• Jamison Paul is a concerned Juneau citizen and father and Alaskan resident of more than 25 years.

More in Opinion

Gov. Mike Dunleavy discusses his veto of a wide-ranging education bill during a press conference March 16 at the Alaska State Capitol. (Mark Sabbatini / Juneau Empire file photo)
Governor, please pay more attention to Alaskans

Our governor has been a busy guy on big issues.

A roll of “I voted” stickers sit at the Alaska Division of Elections office in Juneau in 2022. (Ben Hohenstatt / Juneau Empire File)
Strengthening democracy: Native vote partners to boost voter registration

GOTNV and VPC are partnering to send over 4,000 voter registration applications this month to addresses and P.O. boxes all over Alaska

Priya Helweg is the acting regional director and executive officer for the Region 10 Office of Intergovernmental and External Affairs, Office of the Secretary, U.S. Department of Health and Human Services. (Photo courtesy U.S. Department of Health and Human Services)
Happy Pride Month

This month is dedicated to acknowledging and uplifting the voices and experiences of the LGBTQI+ community

Hiroko Masuike/The New York Times
Former President Donald Trump arrives at Trump Tower after he was found guilty of all counts in his criminal trial in New York on May 30.
Opinion: Trump’s new fixers

Fixers from Alaska and elsewhere step in after guilty verdict

Ballot booths are set up inside Kenai City Hall on Thursday, Sept. 29, 2022, in Kenai, Alaska. (Ashlyn O’Hara/Peninsula Clarion)
Perspective from an election worker

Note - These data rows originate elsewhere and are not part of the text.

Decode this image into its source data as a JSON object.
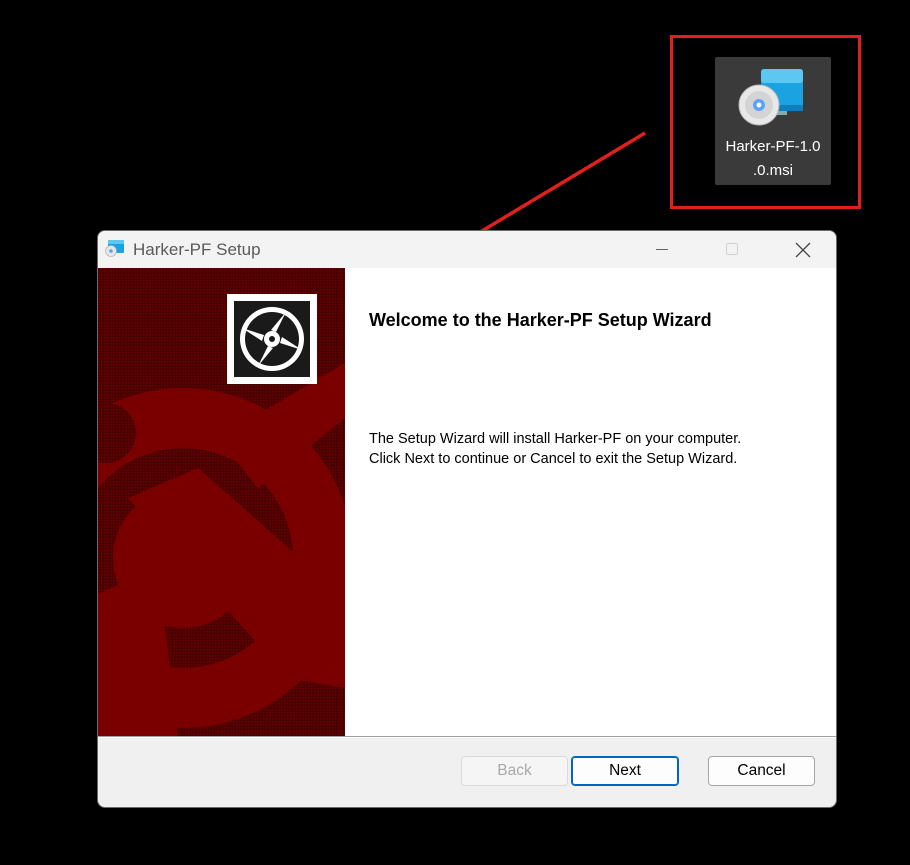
{
  "desktop": {
    "file_name": "Harker-PF-1.0.0.msi",
    "file_name_line1": "Harker-PF-1.0",
    "file_name_line2": ".0.msi",
    "icon": "installer-disc-icon",
    "highlight_color": "#e0201d"
  },
  "window": {
    "title": "Harker-PF Setup",
    "minimize_icon": "minimize-icon",
    "maximize_icon": "maximize-icon",
    "close_icon": "close-icon"
  },
  "wizard": {
    "heading": "Welcome to the Harker-PF Setup Wizard",
    "body_line1": "The Setup Wizard will install Harker-PF on your computer.",
    "body_line2": "Click Next to continue or Cancel to exit the Setup Wizard.",
    "banner_color": "#7a0000"
  },
  "buttons": {
    "back": "Back",
    "next": "Next",
    "cancel": "Cancel"
  }
}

Here is what I know about our Kenai Peninsula Borough election system

Apayauq Reitan, the first transgender woman to participate in the Iditarod, tells the House Education Committee on March 30, 2023, why she opposes a bill restricting transgender rights. (Mark Sabbatini/Juneau Empire file photo)
Opinion: The imaginary transgender sports crisis

House Bill 183 is a right-wing solution to a problem that doesn’t exist now and never will.

Sen. Jesse Bjorkman, a Nikiski Republican, speaks in favor of overriding a veto of Senate Bill 140 during floor debate of a joint session of the Alaska State Legislature on Monday, March 18, 2024. (Mark Sabbatini / Juneau Empire)
Sen. Jesse Bjorkman: Session ends with budget, dividend and bills passed

Capitol Corner: Legislators report back from Juneau

The Alaska State Capitol. (Clarise Larson / Juneau Empire file photo)
Listen to PAs; support Senate Bill 115: Modernizing PA Practice in Alaska

Health care is rapidly evolving, demanding a more flexible and responsive system

Mount Redoubt can be seen across Cook Inlet from North Kenai Beach on Thursday, July 2, 2022. (Erin Thompson/Peninsula Clarion file photo)
Opinion: Hilcorp Alaska: Powering Southcentral Alaska — past, present and future

Hilcorp Alaska has and will continue to fully develop our Cook Inlet basin leasehold

Sen. Jesse Bjorkman, a Nikiski Republican, speaks in favor of overriding a veto of Senate Bill 140 during floor debate of a joint session of the Alaska State Legislature on Monday, March 18, 2024 (Mark Sabbatini / Juneau Empire)
Sen. Jesse Bjorkman: Collegiality matters

Capitol Corner: Legislators report back from Juneau

Juneau Empire file photo
Larry Persily.
Opinion: Alaska might as well embrace the past

The governor, legislators, municipal officials and business leaders are worried that the Railbelt will run short of natural gas before the end of the decade